*** Extracted information

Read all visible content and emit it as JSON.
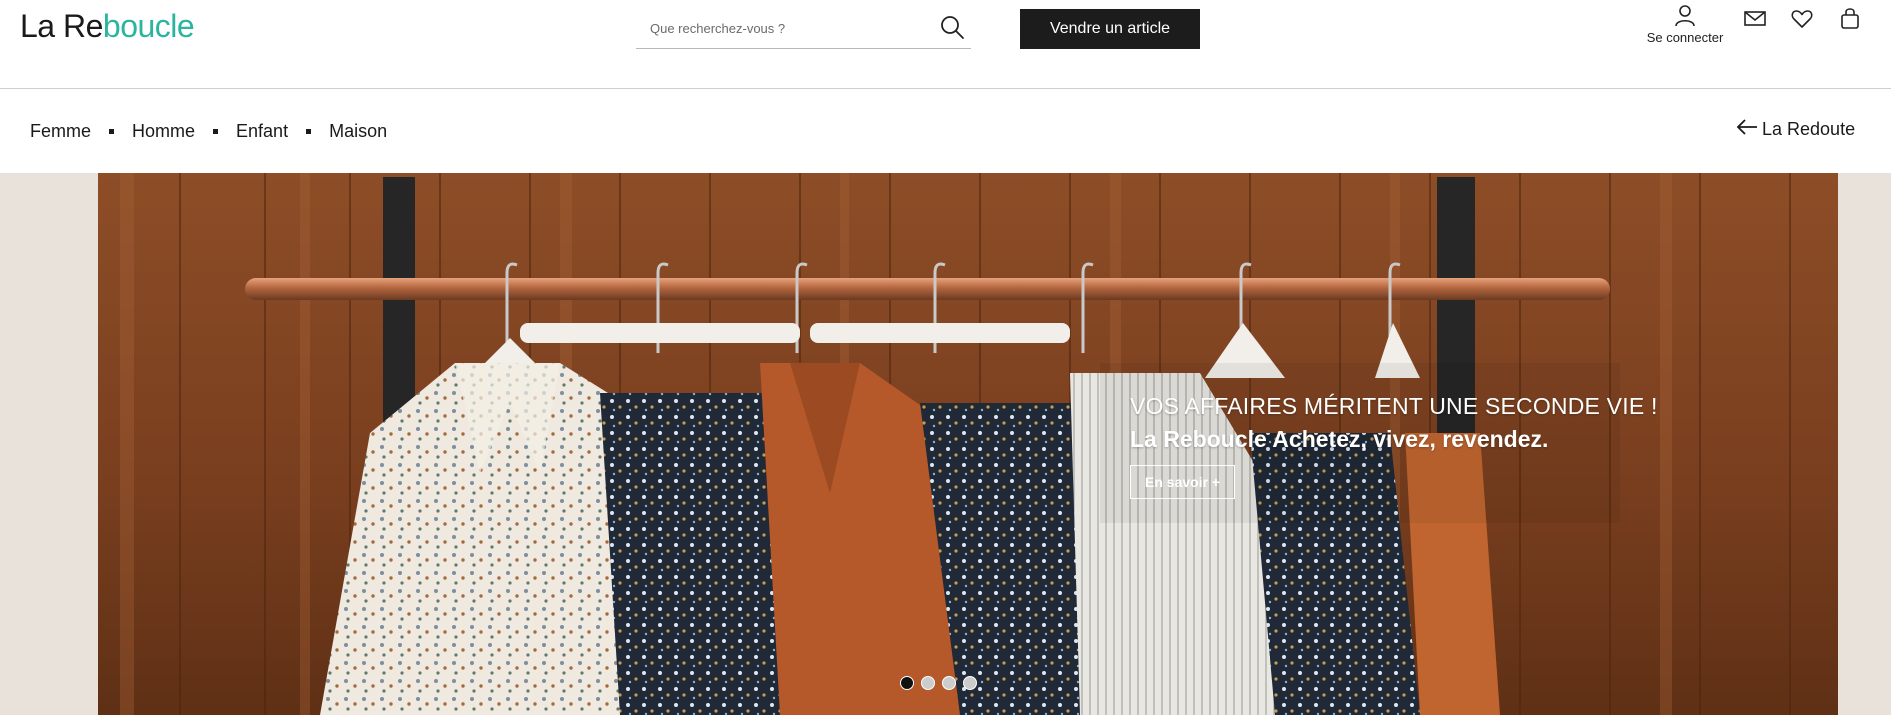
{
  "header": {
    "logo_part1": "La Re",
    "logo_part2": "boucle",
    "search": {
      "placeholder": "Que recherchez-vous ?",
      "value": ""
    },
    "sell_label": "Vendre un article",
    "account_label": "Se connecter",
    "icons": [
      "user-icon",
      "mail-icon",
      "heart-icon",
      "bag-icon",
      "search-icon"
    ]
  },
  "nav": {
    "categories": [
      "Femme",
      "Homme",
      "Enfant",
      "Maison"
    ],
    "back_label": "La Redoute"
  },
  "hero": {
    "title": "VOS AFFAIRES MÉRITENT UNE SECONDE VIE !",
    "subtitle": "La Reboucle Achetez, vivez, revendez.",
    "cta": "En savoir +",
    "slide_count": 4,
    "active_slide": 1
  },
  "colors": {
    "brand_accent": "#2bb5a0",
    "button_dark": "#1c1c1c",
    "wood": "#8a4a24",
    "copper_rail": "#b4663e"
  }
}
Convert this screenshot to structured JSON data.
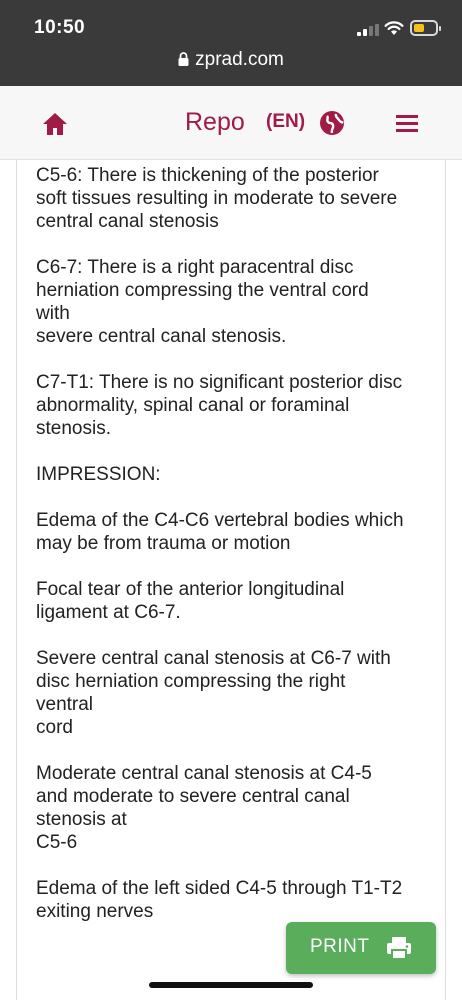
{
  "status_bar": {
    "time": "10:50",
    "signal_icon": "cell-signal-icon",
    "wifi_icon": "wifi-icon",
    "battery_icon": "battery-icon",
    "battery_level": 0.35,
    "battery_color": "#f4c21a"
  },
  "browser": {
    "url": "zprad.com",
    "lock_icon": "lock-icon"
  },
  "header": {
    "home_icon": "home-icon",
    "title": "Repo",
    "language": "(EN)",
    "globe_icon": "globe-icon",
    "menu_icon": "hamburger-menu-icon",
    "accent_color": "#a01c47"
  },
  "report": {
    "paragraphs": [
      [
        "C5-6: There is thickening of the posterior",
        "soft tissues resulting in moderate to severe",
        "central canal stenosis"
      ],
      [
        "C6-7: There is a right paracentral disc",
        "herniation compressing the ventral cord",
        "with",
        "severe central canal stenosis."
      ],
      [
        "C7-T1: There is no significant posterior disc",
        "abnormality, spinal canal or foraminal",
        "stenosis."
      ],
      [
        "IMPRESSION:"
      ],
      [
        "Edema of the C4-C6 vertebral bodies which",
        "may be from trauma or motion"
      ],
      [
        "Focal tear of the anterior longitudinal",
        "ligament at C6-7."
      ],
      [
        "Severe central canal stenosis at C6-7 with",
        "disc herniation compressing the right",
        "ventral",
        "cord"
      ],
      [
        "Moderate central canal stenosis at C4-5",
        "and moderate to severe central canal",
        "stenosis at",
        "C5-6"
      ],
      [
        "Edema of the left sided C4-5 through T1-T2",
        "exiting nerves"
      ]
    ]
  },
  "print_button": {
    "label": "PRINT",
    "icon": "printer-icon",
    "color": "#5aad5a"
  }
}
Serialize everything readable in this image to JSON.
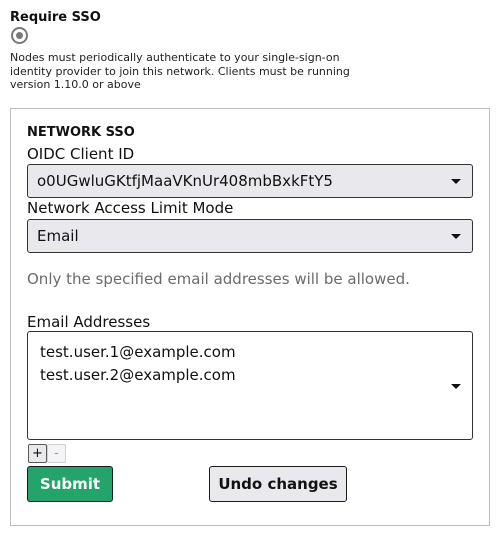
{
  "sso": {
    "title": "Require SSO",
    "checked": true,
    "description": "Nodes must periodically authenticate to your single-sign-on identity provider to join this network. Clients must be running version 1.10.0 or above"
  },
  "network_sso": {
    "section_title": "NETWORK SSO",
    "client_id_label": "OIDC Client ID",
    "client_id_value": "o0UGwluGKtfjMaaVKnUr408mbBxkFtY5",
    "limit_mode_label": "Network Access Limit Mode",
    "limit_mode_value": "Email",
    "help_text": "Only the specified email addresses will be allowed.",
    "emails_label": "Email Addresses",
    "emails": [
      "test.user.1@example.com",
      "test.user.2@example.com"
    ],
    "add_label": "+",
    "remove_label": "-"
  },
  "actions": {
    "submit_label": "Submit",
    "undo_label": "Undo changes"
  },
  "colors": {
    "submit_bg": "#24a36b",
    "select_bg": "#e9e9ed"
  },
  "icons": {
    "dropdown": "chevron-down-icon",
    "radio": "radio-selected-icon"
  }
}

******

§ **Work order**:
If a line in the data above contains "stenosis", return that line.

§ **Answer to the problem**:
        "central canal stenosis"
        "severe central canal stenosis."
        "stenosis."
        "Severe central canal stenosis at C6-7 with",
        "Moderate central canal stenosis at C4-5",
        "stenosis at",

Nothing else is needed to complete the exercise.